[Your instructions] An exact restatement of all the data is required, with the pictures left out.

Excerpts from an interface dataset

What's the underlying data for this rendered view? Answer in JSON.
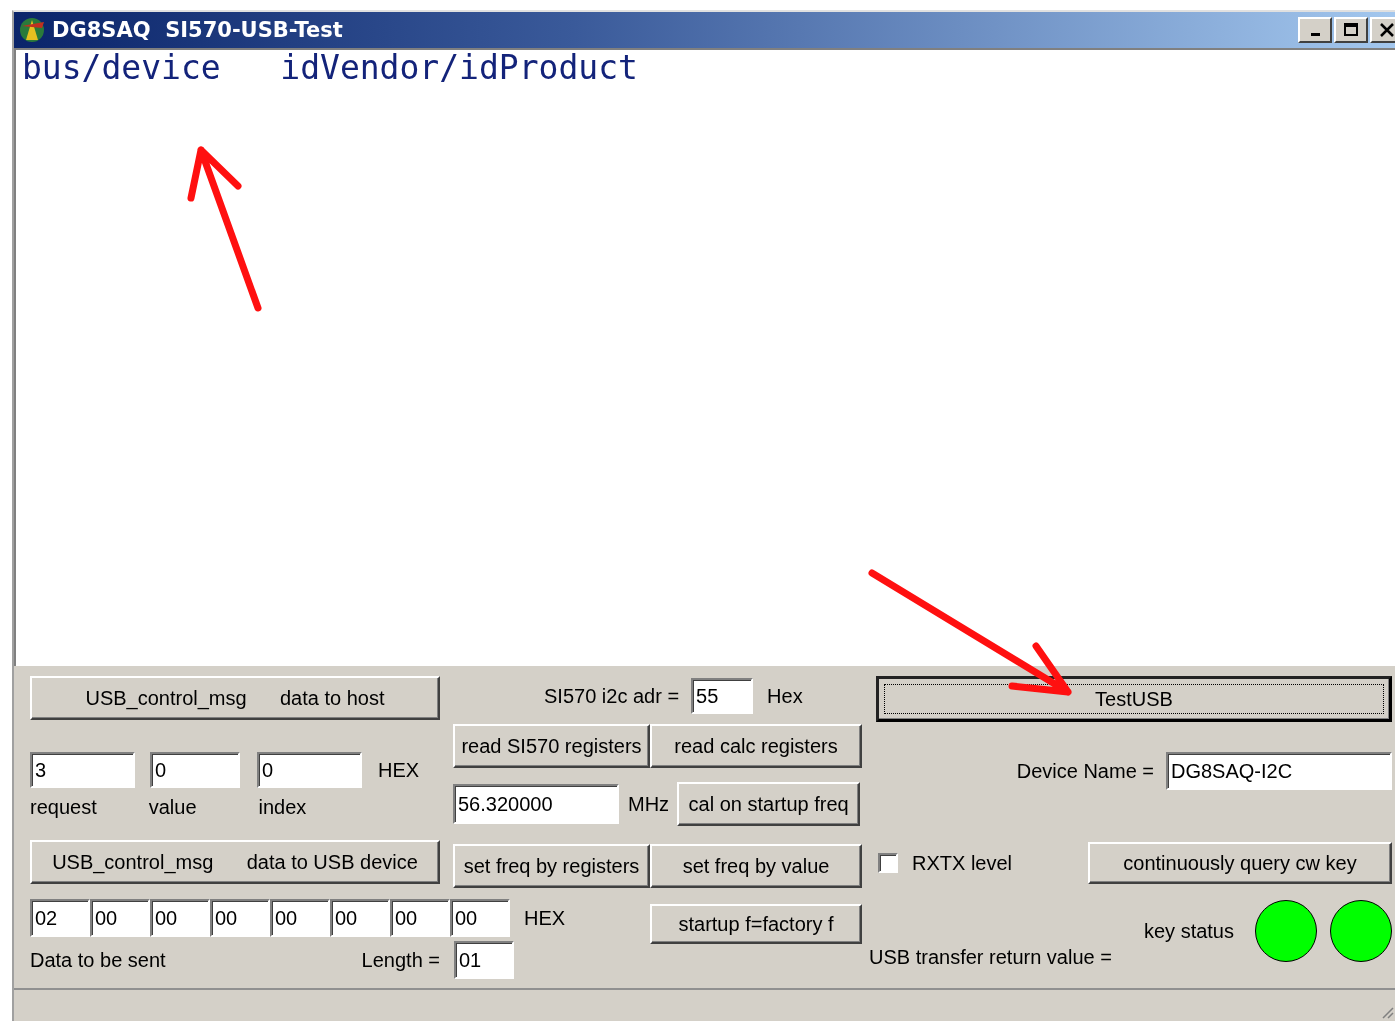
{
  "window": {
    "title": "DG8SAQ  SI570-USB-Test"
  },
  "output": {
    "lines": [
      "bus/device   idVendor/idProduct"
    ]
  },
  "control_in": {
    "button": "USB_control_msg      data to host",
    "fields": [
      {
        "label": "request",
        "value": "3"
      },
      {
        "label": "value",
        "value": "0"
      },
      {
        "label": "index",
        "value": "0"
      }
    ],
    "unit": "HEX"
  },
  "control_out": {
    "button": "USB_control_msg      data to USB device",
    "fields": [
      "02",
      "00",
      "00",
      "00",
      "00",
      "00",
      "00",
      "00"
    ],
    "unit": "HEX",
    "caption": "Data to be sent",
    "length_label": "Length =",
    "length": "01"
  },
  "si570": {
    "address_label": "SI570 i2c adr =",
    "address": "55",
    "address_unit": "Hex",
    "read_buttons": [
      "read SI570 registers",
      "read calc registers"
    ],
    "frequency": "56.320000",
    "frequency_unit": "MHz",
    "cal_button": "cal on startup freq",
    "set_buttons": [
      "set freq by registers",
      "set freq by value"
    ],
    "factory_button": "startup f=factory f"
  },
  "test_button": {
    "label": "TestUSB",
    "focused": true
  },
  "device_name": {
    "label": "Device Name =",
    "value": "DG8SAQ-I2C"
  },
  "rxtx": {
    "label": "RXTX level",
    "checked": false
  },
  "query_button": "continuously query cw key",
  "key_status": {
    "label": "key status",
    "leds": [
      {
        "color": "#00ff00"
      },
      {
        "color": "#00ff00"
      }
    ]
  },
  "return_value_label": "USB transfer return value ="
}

[Response to the task]
What's the underlying data for this rendered view? Answer in JSON.
{
  "window": {
    "title": "DG8SAQ  SI570-USB-Test"
  },
  "output": {
    "lines": [
      "bus/device   idVendor/idProduct"
    ]
  },
  "control_in": {
    "button": "USB_control_msg      data to host",
    "fields": [
      {
        "label": "request",
        "value": "3"
      },
      {
        "label": "value",
        "value": "0"
      },
      {
        "label": "index",
        "value": "0"
      }
    ],
    "unit": "HEX"
  },
  "control_out": {
    "button": "USB_control_msg      data to USB device",
    "fields": [
      "02",
      "00",
      "00",
      "00",
      "00",
      "00",
      "00",
      "00"
    ],
    "unit": "HEX",
    "caption": "Data to be sent",
    "length_label": "Length =",
    "length": "01"
  },
  "si570": {
    "address_label": "SI570 i2c adr =",
    "address": "55",
    "address_unit": "Hex",
    "read_buttons": [
      "read SI570 registers",
      "read calc registers"
    ],
    "frequency": "56.320000",
    "frequency_unit": "MHz",
    "cal_button": "cal on startup freq",
    "set_buttons": [
      "set freq by registers",
      "set freq by value"
    ],
    "factory_button": "startup f=factory f"
  },
  "test_button": {
    "label": "TestUSB",
    "focused": true
  },
  "device_name": {
    "label": "Device Name =",
    "value": "DG8SAQ-I2C"
  },
  "rxtx": {
    "label": "RXTX level",
    "checked": false
  },
  "query_button": "continuously query cw key",
  "key_status": {
    "label": "key status",
    "leds": [
      {
        "color": "#00ff00"
      },
      {
        "color": "#00ff00"
      }
    ]
  },
  "return_value_label": "USB transfer return value ="
}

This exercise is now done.